So the new adventure began. I travelled and took pictures for three years, ending in 2010, and during the same time I voraciously read all of Gabo’s novels and biography. All the while wondering what would be the right language to express my new needs. Macondo started from a new need, but came from a very old passion.

Exhibiting my work at Sensorium has been an extraordinary experience for me. I would say it’s a kind of miracle, that was sparked by a series of lucky coincidences. It all started some months ago, when I was travelling in India. I had the idea to show my book to Prashant Panjiar, whose work I knew as we are both contributors of the same photo agency (Anzenberger, in Vienna) but whom I had never met before. He was approached by Sunaparanta to be the curator for its festival at about the same time and he proposed my work among the different exhibitions. When the festival opened I realised that Macondo had never been understood and exhibited in such an inspired way. It could have been because of the tropical atmosphere but it was almost as if I was exhibiting it in Colombia, something that has still not happened, but I do hope it will.”

Anusha Yadav on how The Indian Memory Project came to be:

“I have always been interested in old photographs. Photographs are a way to travel time and imagine stories — how it must have been, who they must have been. I have no formal education in Art History or Anthropology, but have always been interested in both, and I have spent a lot of time creating my own theories, conjectures and connections. I am also a book designer.

The project was a sort of culmination of all of this, with Facebook and its photo posting, sharing and access to people, I thought it might be a good idea to source images and start collecting original pictures to research a book on Indian weddings. With the innumerable diverse cultures within India, it would have made a most interesting read. At that time, I wanted to research ceremonies and traditions, all that was gradually disappearing behind the curtain of Bollywood quick-fix yet elaborate weddings. I was hoping I wasn’t the only one interested and I wasn’t mistaken.

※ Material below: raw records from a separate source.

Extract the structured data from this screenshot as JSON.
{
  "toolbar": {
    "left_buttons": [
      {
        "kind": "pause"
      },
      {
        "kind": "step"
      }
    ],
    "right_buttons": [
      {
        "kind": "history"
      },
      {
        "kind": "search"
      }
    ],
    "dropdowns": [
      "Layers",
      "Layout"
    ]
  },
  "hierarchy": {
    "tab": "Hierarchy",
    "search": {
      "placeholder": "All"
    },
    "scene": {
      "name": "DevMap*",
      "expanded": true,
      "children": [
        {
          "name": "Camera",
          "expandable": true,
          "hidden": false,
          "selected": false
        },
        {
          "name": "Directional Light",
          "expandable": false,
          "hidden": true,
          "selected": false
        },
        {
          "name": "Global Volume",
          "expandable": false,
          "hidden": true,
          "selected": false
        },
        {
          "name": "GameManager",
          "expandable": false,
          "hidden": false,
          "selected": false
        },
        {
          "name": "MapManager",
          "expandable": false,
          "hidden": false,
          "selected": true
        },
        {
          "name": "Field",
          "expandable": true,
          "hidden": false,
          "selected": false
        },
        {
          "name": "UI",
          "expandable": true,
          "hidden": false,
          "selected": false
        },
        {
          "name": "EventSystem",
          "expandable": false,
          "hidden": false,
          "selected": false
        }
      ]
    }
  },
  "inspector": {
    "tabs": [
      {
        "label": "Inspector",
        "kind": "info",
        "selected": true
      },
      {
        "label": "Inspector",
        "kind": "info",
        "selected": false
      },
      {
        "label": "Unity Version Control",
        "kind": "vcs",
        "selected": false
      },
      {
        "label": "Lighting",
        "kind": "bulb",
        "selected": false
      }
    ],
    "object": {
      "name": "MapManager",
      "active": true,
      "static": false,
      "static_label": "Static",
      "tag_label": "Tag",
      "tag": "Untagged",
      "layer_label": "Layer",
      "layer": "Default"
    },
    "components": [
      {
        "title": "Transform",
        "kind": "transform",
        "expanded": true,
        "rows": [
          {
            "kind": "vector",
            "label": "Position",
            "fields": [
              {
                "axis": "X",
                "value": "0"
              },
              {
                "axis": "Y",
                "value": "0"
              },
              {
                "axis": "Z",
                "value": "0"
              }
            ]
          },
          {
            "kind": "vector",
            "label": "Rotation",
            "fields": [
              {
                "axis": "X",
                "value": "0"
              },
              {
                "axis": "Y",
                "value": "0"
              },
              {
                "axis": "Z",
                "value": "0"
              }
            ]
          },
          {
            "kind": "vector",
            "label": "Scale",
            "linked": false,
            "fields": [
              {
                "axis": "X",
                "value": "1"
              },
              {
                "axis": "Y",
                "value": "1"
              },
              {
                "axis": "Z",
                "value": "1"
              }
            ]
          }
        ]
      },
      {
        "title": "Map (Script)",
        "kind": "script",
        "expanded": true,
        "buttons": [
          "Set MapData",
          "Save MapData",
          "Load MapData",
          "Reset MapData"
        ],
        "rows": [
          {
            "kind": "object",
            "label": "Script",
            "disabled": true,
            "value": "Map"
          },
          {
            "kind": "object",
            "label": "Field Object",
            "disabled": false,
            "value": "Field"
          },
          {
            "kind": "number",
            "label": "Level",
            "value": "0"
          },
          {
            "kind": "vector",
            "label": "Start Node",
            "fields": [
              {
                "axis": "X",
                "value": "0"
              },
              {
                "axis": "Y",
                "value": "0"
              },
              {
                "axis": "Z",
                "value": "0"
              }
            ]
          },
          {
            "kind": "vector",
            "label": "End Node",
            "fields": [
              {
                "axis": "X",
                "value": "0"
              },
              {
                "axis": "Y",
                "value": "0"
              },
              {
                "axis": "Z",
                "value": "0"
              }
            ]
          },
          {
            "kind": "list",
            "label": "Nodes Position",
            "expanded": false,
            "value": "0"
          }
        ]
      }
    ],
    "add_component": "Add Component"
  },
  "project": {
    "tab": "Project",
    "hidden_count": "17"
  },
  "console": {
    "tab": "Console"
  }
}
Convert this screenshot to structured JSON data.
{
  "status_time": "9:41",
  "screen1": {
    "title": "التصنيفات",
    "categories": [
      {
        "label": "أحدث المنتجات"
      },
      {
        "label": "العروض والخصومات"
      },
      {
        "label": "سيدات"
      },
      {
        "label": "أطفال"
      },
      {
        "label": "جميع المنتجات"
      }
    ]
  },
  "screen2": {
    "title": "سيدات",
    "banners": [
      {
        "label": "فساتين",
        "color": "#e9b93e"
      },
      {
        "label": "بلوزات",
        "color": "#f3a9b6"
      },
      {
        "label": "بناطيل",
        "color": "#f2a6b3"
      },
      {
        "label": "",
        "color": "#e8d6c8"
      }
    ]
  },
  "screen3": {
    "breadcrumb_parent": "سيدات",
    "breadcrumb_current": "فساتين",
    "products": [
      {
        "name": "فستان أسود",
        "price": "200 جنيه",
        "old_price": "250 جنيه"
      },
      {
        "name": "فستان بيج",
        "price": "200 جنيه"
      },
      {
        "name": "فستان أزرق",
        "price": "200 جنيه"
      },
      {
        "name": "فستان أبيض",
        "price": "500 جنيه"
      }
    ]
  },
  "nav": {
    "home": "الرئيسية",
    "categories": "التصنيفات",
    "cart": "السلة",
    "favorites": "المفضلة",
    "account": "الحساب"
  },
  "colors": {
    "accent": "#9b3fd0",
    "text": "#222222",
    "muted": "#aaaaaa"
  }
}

However, people began posting all kinds of old photos, with very interesting anecdotes. Almost everyone had an interesting story, or an accomplishment that they wanted to share. Several phrases began to become categories or subjects like in a library. Moreover, these images were the only form of any documentation of personal histories, which if suffixed with narratives could open a whole unknown world about our lives.

I guess, that’s when the bulb went off, there was more to it than I had thought. I realised that if I were to put 20 pictures and their stories side by side of a city through time, it would give me a fair idea about its History. And so, an entire collection could offer the essence of a country, or even a continent. In 2010, I took my Facebook Group and expanded it beyond. With only 15 stories and the help of a free blog, I formally founded the Indian Memory Project.”

Top News Today

Sign in to unlock member-only benefits!
  • Access 10 free stories every month
  • Save stories to read later
  • Access to comment on every story
  • Sign-up/manage your newsletter subscriptions with a single click
  • Get notified by email for early access to discounts & offers on our products
Sign in


Comments have to be in English, and in full sentences. They cannot be abusive or personal. Please abide by our community guidelines for posting your comments.

We have migrated to a new commenting platform. If you are already a registered user of The Hindu and logged in, you may continue to engage with our articles. If you do not have an account please register and login to post comments. Users can access their older comments by logging into their accounts on Vuukle.